Reduced Tissue Levels of Noradrenaline Are Associated with Behavioral Phenotypes of the TgCRND8 Mouse Model of Alzheimer's Disease
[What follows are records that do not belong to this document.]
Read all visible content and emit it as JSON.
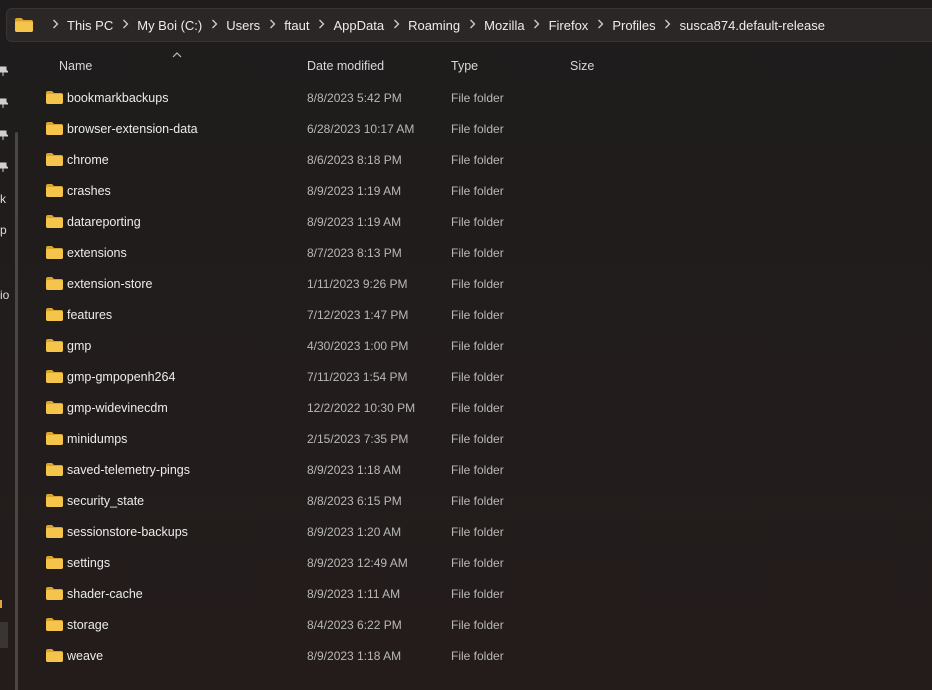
{
  "address_bar": {
    "icon": "folder-icon",
    "crumbs": [
      "This PC",
      "My Boi (C:)",
      "Users",
      "ftaut",
      "AppData",
      "Roaming",
      "Mozilla",
      "Firefox",
      "Profiles",
      "susca874.default-release"
    ],
    "separator_icon": "chevron-right-icon"
  },
  "nav": {
    "fragments": [
      "k",
      "p",
      "io"
    ]
  },
  "columns": {
    "name": "Name",
    "date": "Date modified",
    "type": "Type",
    "size": "Size",
    "sort_icon": "sort-ascending-icon"
  },
  "rows": [
    {
      "name": "bookmarkbackups",
      "date": "8/8/2023 5:42 PM",
      "type": "File folder",
      "size": ""
    },
    {
      "name": "browser-extension-data",
      "date": "6/28/2023 10:17 AM",
      "type": "File folder",
      "size": ""
    },
    {
      "name": "chrome",
      "date": "8/6/2023 8:18 PM",
      "type": "File folder",
      "size": ""
    },
    {
      "name": "crashes",
      "date": "8/9/2023 1:19 AM",
      "type": "File folder",
      "size": ""
    },
    {
      "name": "datareporting",
      "date": "8/9/2023 1:19 AM",
      "type": "File folder",
      "size": ""
    },
    {
      "name": "extensions",
      "date": "8/7/2023 8:13 PM",
      "type": "File folder",
      "size": ""
    },
    {
      "name": "extension-store",
      "date": "1/11/2023 9:26 PM",
      "type": "File folder",
      "size": ""
    },
    {
      "name": "features",
      "date": "7/12/2023 1:47 PM",
      "type": "File folder",
      "size": ""
    },
    {
      "name": "gmp",
      "date": "4/30/2023 1:00 PM",
      "type": "File folder",
      "size": ""
    },
    {
      "name": "gmp-gmpopenh264",
      "date": "7/11/2023 1:54 PM",
      "type": "File folder",
      "size": ""
    },
    {
      "name": "gmp-widevinecdm",
      "date": "12/2/2022 10:30 PM",
      "type": "File folder",
      "size": ""
    },
    {
      "name": "minidumps",
      "date": "2/15/2023 7:35 PM",
      "type": "File folder",
      "size": ""
    },
    {
      "name": "saved-telemetry-pings",
      "date": "8/9/2023 1:18 AM",
      "type": "File folder",
      "size": ""
    },
    {
      "name": "security_state",
      "date": "8/8/2023 6:15 PM",
      "type": "File folder",
      "size": ""
    },
    {
      "name": "sessionstore-backups",
      "date": "8/9/2023 1:20 AM",
      "type": "File folder",
      "size": ""
    },
    {
      "name": "settings",
      "date": "8/9/2023 12:49 AM",
      "type": "File folder",
      "size": ""
    },
    {
      "name": "shader-cache",
      "date": "8/9/2023 1:11 AM",
      "type": "File folder",
      "size": ""
    },
    {
      "name": "storage",
      "date": "8/4/2023 6:22 PM",
      "type": "File folder",
      "size": ""
    },
    {
      "name": "weave",
      "date": "8/9/2023 1:18 AM",
      "type": "File folder",
      "size": ""
    }
  ],
  "colors": {
    "folder": "#f4c54a",
    "folder_dark": "#d9a52c",
    "background": "#1e1c1c"
  }
}
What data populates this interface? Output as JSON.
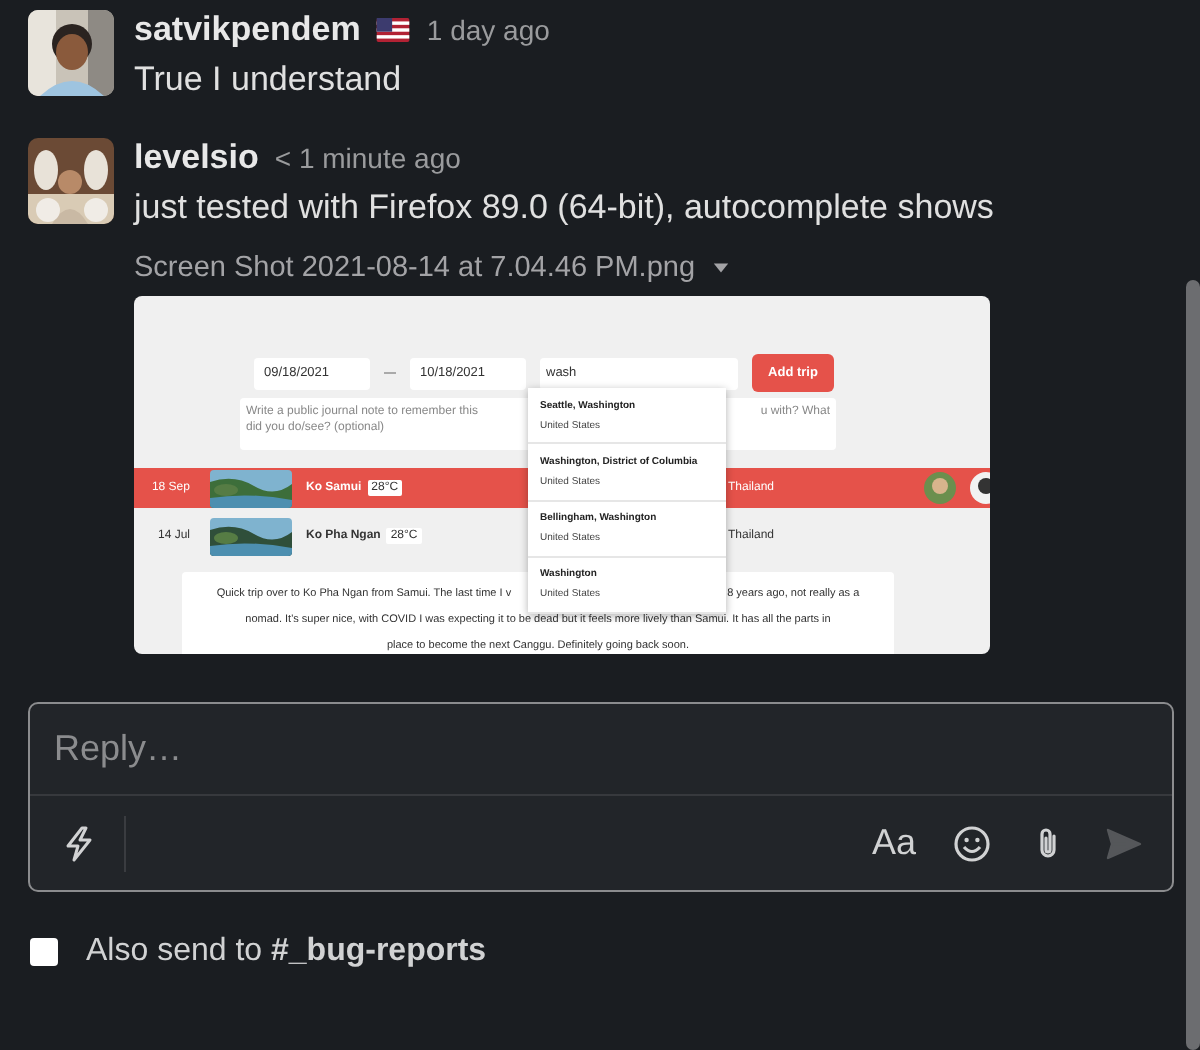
{
  "messages": [
    {
      "author": "satvikpendem",
      "flag": true,
      "time": "1 day ago",
      "text": "True I understand"
    },
    {
      "author": "levelsio",
      "time": "< 1 minute ago",
      "text": "just tested with Firefox 89.0 (64-bit), autocomplete shows",
      "attachment": {
        "filename": "Screen Shot 2021-08-14 at 7.04.46 PM.png",
        "screenshot": {
          "date_from": "09/18/2021",
          "date_to": "10/18/2021",
          "place_value": "wash",
          "add_button": "Add trip",
          "note_placeholder_parts": [
            "Write a public journal note to remember this",
            "u with? What",
            "did you do/see? (optional)"
          ],
          "suggestions": [
            {
              "name": "Seattle, Washington",
              "country": "United States"
            },
            {
              "name": "Washington, District of Columbia",
              "country": "United States"
            },
            {
              "name": "Bellingham, Washington",
              "country": "United States"
            },
            {
              "name": "Washington",
              "country": "United States"
            }
          ],
          "trips": [
            {
              "date": "18 Sep",
              "place": "Ko Samui",
              "temp": "28°C",
              "country": "Thailand",
              "selected": true
            },
            {
              "date": "14 Jul",
              "place": "Ko Pha Ngan",
              "temp": "28°C",
              "country": "Thailand",
              "selected": false
            }
          ],
          "journal_lines": [
            [
              "Quick trip over to Ko Pha Ngan from Samui. The last time I v",
              "8 years ago, not really as a"
            ],
            [
              "nomad. It's super nice, with COVID I was expecting it to be dead but it feels more lively than Samui. It has all the parts in"
            ],
            [
              "place to become the next Canggu. Definitely going back soon."
            ]
          ]
        }
      }
    }
  ],
  "composer": {
    "placeholder": "Reply…",
    "format_label": "Aa"
  },
  "also_send": {
    "checked": false,
    "label": "Also send to **#_bug-reports**"
  }
}
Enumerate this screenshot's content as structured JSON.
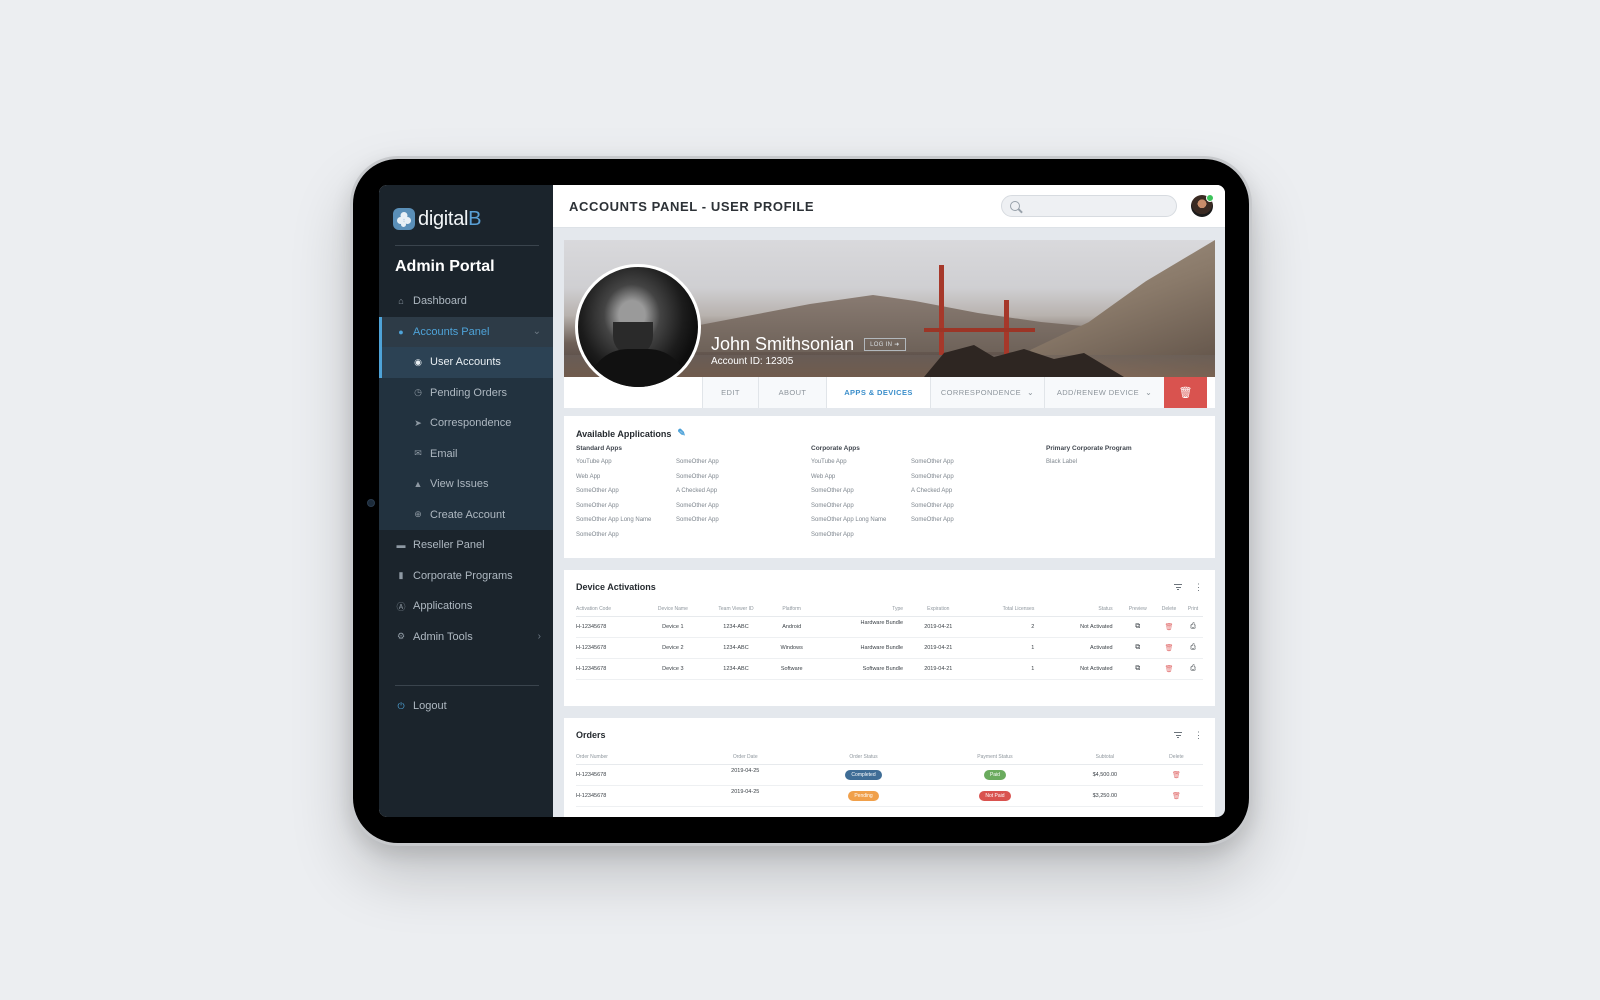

Seven markers of ascending (corticopetal) dopaminergic, noradrenergic and serotonergic neurones and choline acetyltransferase activity have been studied postmortem in frontal and temporal cortex from subjects with Alzheimer's disease and compared with a matched group of controls. Dopaminergic neurones (concentrations of dopamine, dihydroxyphenylacetic acid and homovanillic acid) were not deficient but some markers of the other neurones were affected. Noradrenaline and serotonin concentrations were reduced whereas the concentrations of their metabolites were either unaltered (5-hydroxyindoleacetic acid) or increased (3-methoxy-4-hydroxyphenylglycol). All deficits were most pronounced in the temporal cortex. Severely demented subjects had evidence of generalized neuronal loss, whereas those with moderate dementia showed significant loss of only choline acetyltransferase activity. In Alzheimer subjects, a significant relationship (inverse) was found between 5-hydroxyindoleacetic acid concentration and the number of neurofibrillary tangles.